We pray also that we may be enabled to serve the Lord in pureness of living and truth. This holiness of character, to which we should continually aspire, is by the Apostle termed, “ the unleavened bread of sincerity and truth." A spirit to love the truth, to search for the truth, and to obey the truth, is not natural to man. But when the Holy Spirit works on the heart, this holy disposition is created there. What constant need then, of all prayer and supplica-, tion in the Spirit! What need have we earnestly to plead the merits of Christ Jesus our Lord! What need to wait upon him, in the study of his word ! " Wherefore laying aside all malice, and all guile, and hypocrisies, and envies, and all evil speakings ;, as newborn babes, desire the sincere milk of the word, that ye may grow thereby.” (1 Peter ii, 1, 2.) Such is the exhortation of St. Peter. And in similar terms the apostle James addresses us : “ Wherefore lay apart all filthiness and superfluity of naughtiness, and receive with meekness the ingrafted word, which is able to save your souls." (James i. 21.) Thus, therefore, let us keep the feast.

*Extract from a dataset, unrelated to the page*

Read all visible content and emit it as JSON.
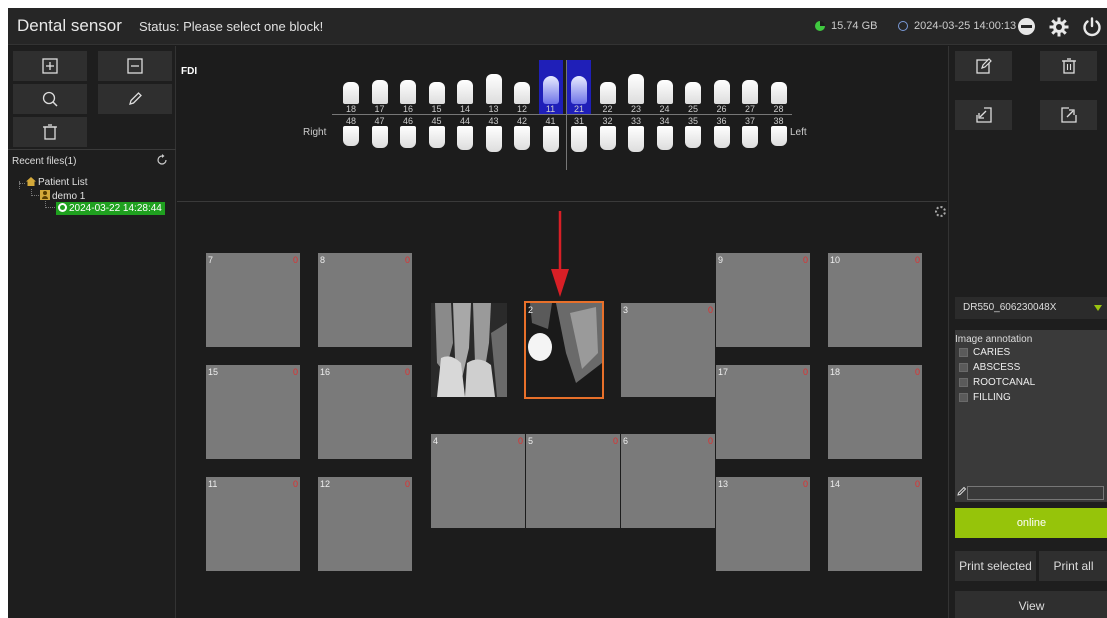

SECOND SUNDAY AFTER EASTER.
The believer's views and feelings are set before us in this Collect in words remarkably simple and beautiful. We here contemplate our Lord both as a sacrifice and as an example ; praying that we may by faith embrace the doctrine of his atonement, and by our obedience copy the divine pattern of his holiness.

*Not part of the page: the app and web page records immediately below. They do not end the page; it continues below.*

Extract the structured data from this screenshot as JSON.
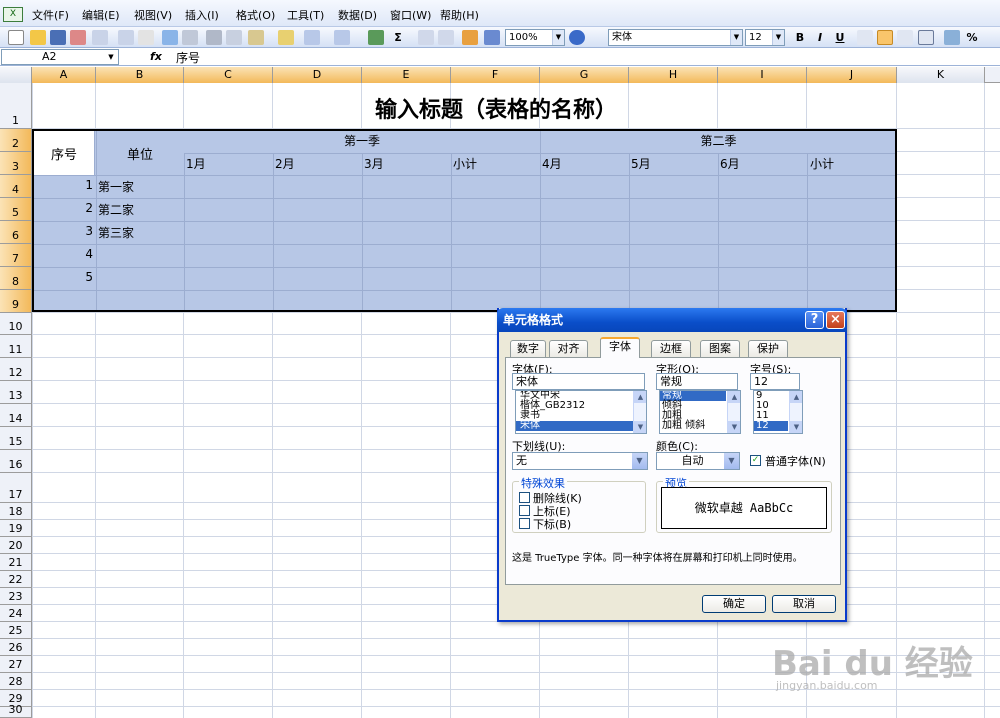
{
  "menubar": {
    "items": [
      "文件(F)",
      "编辑(E)",
      "视图(V)",
      "插入(I)",
      "格式(O)",
      "工具(T)",
      "数据(D)",
      "窗口(W)",
      "帮助(H)"
    ]
  },
  "toolbar": {
    "zoom": "100%",
    "font_name": "宋体",
    "font_size": "12",
    "bold": "B",
    "italic": "I",
    "underline": "U",
    "sigma": "Σ",
    "percent": "%"
  },
  "formula_bar": {
    "name_box": "A2",
    "fx": "fx",
    "value": "序号"
  },
  "columns": [
    "A",
    "B",
    "C",
    "D",
    "E",
    "F",
    "G",
    "H",
    "I",
    "J",
    "K"
  ],
  "rows": [
    "1",
    "2",
    "3",
    "4",
    "5",
    "6",
    "7",
    "8",
    "9",
    "10",
    "11",
    "12",
    "13",
    "14",
    "15",
    "16",
    "17",
    "18",
    "19",
    "20",
    "21",
    "22",
    "23",
    "24",
    "25",
    "26",
    "27",
    "28",
    "29",
    "30"
  ],
  "sheet": {
    "title": "输入标题（表格的名称）",
    "header_seq": "序号",
    "header_unit": "单位",
    "q1": "第一季",
    "q2": "第二季",
    "months": [
      "1月",
      "2月",
      "3月",
      "小计",
      "4月",
      "5月",
      "6月",
      "小计"
    ],
    "seq_numbers": [
      "1",
      "2",
      "3",
      "4",
      "5"
    ],
    "units": [
      "第一家",
      "第二家",
      "第三家"
    ]
  },
  "dialog": {
    "title": "单元格格式",
    "help": "?",
    "close": "×",
    "tabs": [
      "数字",
      "对齐",
      "字体",
      "边框",
      "图案",
      "保护"
    ],
    "font_label": "字体(F):",
    "font_value": "宋体",
    "font_list": [
      "华文中宋",
      "楷体_GB2312",
      "隶书",
      "宋体"
    ],
    "style_label": "字形(O):",
    "style_value": "常规",
    "style_list": [
      "常规",
      "倾斜",
      "加粗",
      "加粗 倾斜"
    ],
    "size_label": "字号(S):",
    "size_value": "12",
    "size_list": [
      "9",
      "10",
      "11",
      "12"
    ],
    "underline_label": "下划线(U):",
    "underline_value": "无",
    "color_label": "颜色(C):",
    "color_value": "自动",
    "normal_font_label": "普通字体(N)",
    "effects_label": "特殊效果",
    "strikethrough": "删除线(K)",
    "superscript": "上标(E)",
    "subscript": "下标(B)",
    "preview_label": "预览",
    "preview_text": "微软卓越  AaBbCc",
    "note": "这是 TrueType 字体。同一种字体将在屏幕和打印机上同时使用。",
    "ok": "确定",
    "cancel": "取消"
  },
  "watermark": {
    "brand": "Bai du 经验",
    "url": "jingyan.baidu.com"
  }
}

1. First, we view Christ as given by his Father to be our sacrifice for sin. This grand doctrine lies at the foundation of the Gospel. Our sins merited the wrath of God: we were under the curse of God's law : but Christ hath redeemed us from the curse of the law, being made a curse for us. He bare our sins in his own body on the tree,